"It's time to play the music. It's time to light the lights. It's time to meet the Muppets on 'The Muppet Show' tonight."
And 34 years have passed since we saw Kermit the Frog host the groundbreaking Muppet Show — with the series ending in 1981 after five seasons.
But if the rumors are true we could see a Muppet Show comeback pretty soon.
According to Entertainment Weekly ABC has ordered a pilot presentation of "The Muppet Show" to air this year. Details haven't been released yet but the show's co-writers will reportedly be Bill Prady, who has worked on with the Muppets in the past and is a co-creator of "The Big Bang Theory," along with executive producer of "Anger Management," Bob Kushell.
Of course the Muppets haven't exactly disappeared. We saw them on the silver screen back in 2011, then again in 2014. Both films were a hit with critics and moviegoers.
But in honor of a return to the small screen, lets take a quick walk down Muppet memory lane.
The Muppets and their goofy antics were first introduced in 1955 on the kid's show "Sam and Friends."
Creator Jim Henson was just 17 years old when he thought up the idea that would eventually become the Muppets — a hybrid of the words "marionette" and "puppet."
According to The Biography Channel, "He didn't know anything about puppetry so he went to the library, we got a couple of books and he made some puppets. ... By his freshman year at the University of Maryland, Henson had his own five-minute show, 'Sam and Friends,' where Kermit the Frog made his debut."
After success on "Sam and Friends" Henson began work on "Sesame Street," which was extremely successful after premiering in 1969.
"The Muppet Show" came to television in 1976 after a number of let-downs from American networks. Oh yeah, in case you didn't know, the beloved Muppets Show actually gained traction in the U.K.
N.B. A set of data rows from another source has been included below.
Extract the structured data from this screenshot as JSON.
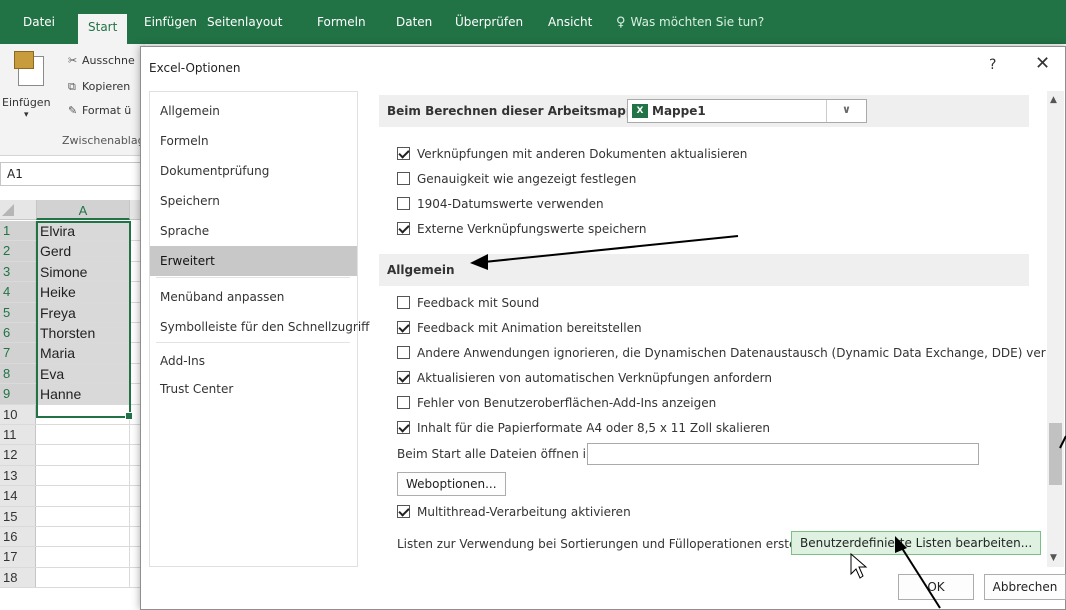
{
  "ribbon_tabs": [
    {
      "label": "Datei"
    },
    {
      "label": "Start"
    },
    {
      "label": "Einfügen"
    },
    {
      "label": "Seitenlayout"
    },
    {
      "label": "Formeln"
    },
    {
      "label": "Daten"
    },
    {
      "label": "Überprüfen"
    },
    {
      "label": "Ansicht"
    }
  ],
  "tell_me": "Was möchten Sie tun?",
  "ribbon": {
    "paste_label": "Einfügen",
    "cut_label": "Ausschne",
    "copy_label": "Kopieren",
    "format_label": "Format ü",
    "group_label": "Zwischenablage"
  },
  "namebox": "A1",
  "column_header": "A",
  "rows": [
    {
      "num": "1",
      "value": "Elvira"
    },
    {
      "num": "2",
      "value": "Gerd"
    },
    {
      "num": "3",
      "value": "Simone"
    },
    {
      "num": "4",
      "value": "Heike"
    },
    {
      "num": "5",
      "value": "Freya"
    },
    {
      "num": "6",
      "value": "Thorsten"
    },
    {
      "num": "7",
      "value": "Maria"
    },
    {
      "num": "8",
      "value": "Eva"
    },
    {
      "num": "9",
      "value": "Hanne"
    },
    {
      "num": "10",
      "value": ""
    },
    {
      "num": "11",
      "value": ""
    },
    {
      "num": "12",
      "value": ""
    },
    {
      "num": "13",
      "value": ""
    },
    {
      "num": "14",
      "value": ""
    },
    {
      "num": "15",
      "value": ""
    },
    {
      "num": "16",
      "value": ""
    },
    {
      "num": "17",
      "value": ""
    },
    {
      "num": "18",
      "value": ""
    }
  ],
  "dialog": {
    "title": "Excel-Optionen",
    "help": "?",
    "close": "✕",
    "nav": [
      {
        "label": "Allgemein"
      },
      {
        "label": "Formeln"
      },
      {
        "label": "Dokumentprüfung"
      },
      {
        "label": "Speichern"
      },
      {
        "label": "Sprache"
      },
      {
        "label": "Erweitert"
      },
      {
        "label": "Menüband anpassen"
      },
      {
        "label": "Symbolleiste für den Schnellzugriff"
      },
      {
        "label": "Add-Ins"
      },
      {
        "label": "Trust Center"
      }
    ],
    "calc_section": {
      "label": "Beim Berechnen dieser Arbeitsmappe:",
      "workbook": "Mappe1",
      "workbook_icon": "excel-icon"
    },
    "calc_options": [
      {
        "label": "Verknüpfungen mit anderen Dokumenten aktualisieren",
        "checked": true
      },
      {
        "label": "Genauigkeit wie angezeigt festlegen",
        "checked": false
      },
      {
        "label": "1904-Datumswerte verwenden",
        "checked": false
      },
      {
        "label": "Externe Verknüpfungswerte speichern",
        "checked": true
      }
    ],
    "general_section": "Allgemein",
    "general_options": [
      {
        "label": "Feedback mit Sound",
        "checked": false
      },
      {
        "label": "Feedback mit Animation bereitstellen",
        "checked": true
      },
      {
        "label": "Andere Anwendungen ignorieren, die Dynamischen Datenaustausch (Dynamic Data Exchange, DDE) verwenden",
        "checked": false
      },
      {
        "label": "Aktualisieren von automatischen Verknüpfungen anfordern",
        "checked": true
      },
      {
        "label": "Fehler von Benutzeroberflächen-Add-Ins anzeigen",
        "checked": false
      },
      {
        "label": "Inhalt für die Papierformate A4 oder 8,5 x 11 Zoll skalieren",
        "checked": true
      }
    ],
    "start_files_label": "Beim Start alle Dateien öffnen in:",
    "start_files_value": "",
    "web_options_button": "Weboptionen...",
    "multithread": {
      "label": "Multithread-Verarbeitung aktivieren",
      "checked": true
    },
    "custom_lists_label": "Listen zur Verwendung bei Sortierungen und Fülloperationen erstellen:",
    "custom_lists_button": "Benutzerdefinierte Listen bearbeiten...",
    "ok_button": "OK",
    "cancel_button": "Abbrechen"
  }
}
The show lasted for five seasons. Hosted by Kermit, of course, it featured songs, comedy sketches and celebrities. The show also introduced the original Muppet cast and the notorious and tumultuous love affair between Kermit and Miss Piggy.
In 1979 "The Muppet Movie" hit the big screen taking audiences on an adventure as Kermit decided to try his hand in the movie industry.
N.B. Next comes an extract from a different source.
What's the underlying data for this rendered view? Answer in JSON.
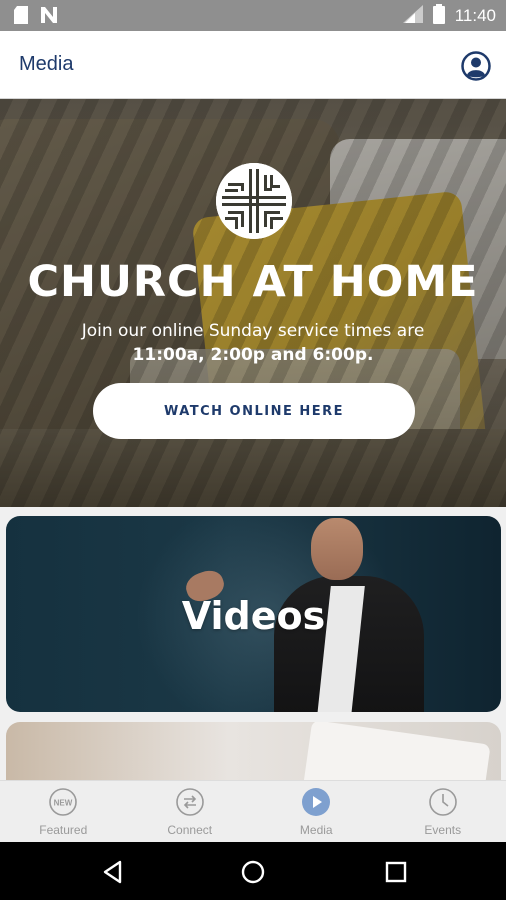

Even after "The Muppet Show" ended in 1981 the cast continued to star in films and were featured on "The Jim Henson Hour," which only lasted 12 episodes.
The last TV show to feature the Muppets was "Muppets Tonight." It lasted two seasons and lived on through reruns on Disney until 2000.
"The popularity of this cast is attributed to the fact that the characters can be anything. ... As a result, this multispecies cast was able to transcend the issues of race and instead focus on the values of friendship and cultural harmony," WatchMojo reports.
Jim Henson died in 1991 but his creations still live on through his children, who are all puppeteers. As to when we'll actually be able to see Kermit and the crew return to "The Muppet Show," there's been no announcement yet. Our fingers are crossed it will come soon.
This video includes images from Getty Images and Alan Light / CC BY 2.0.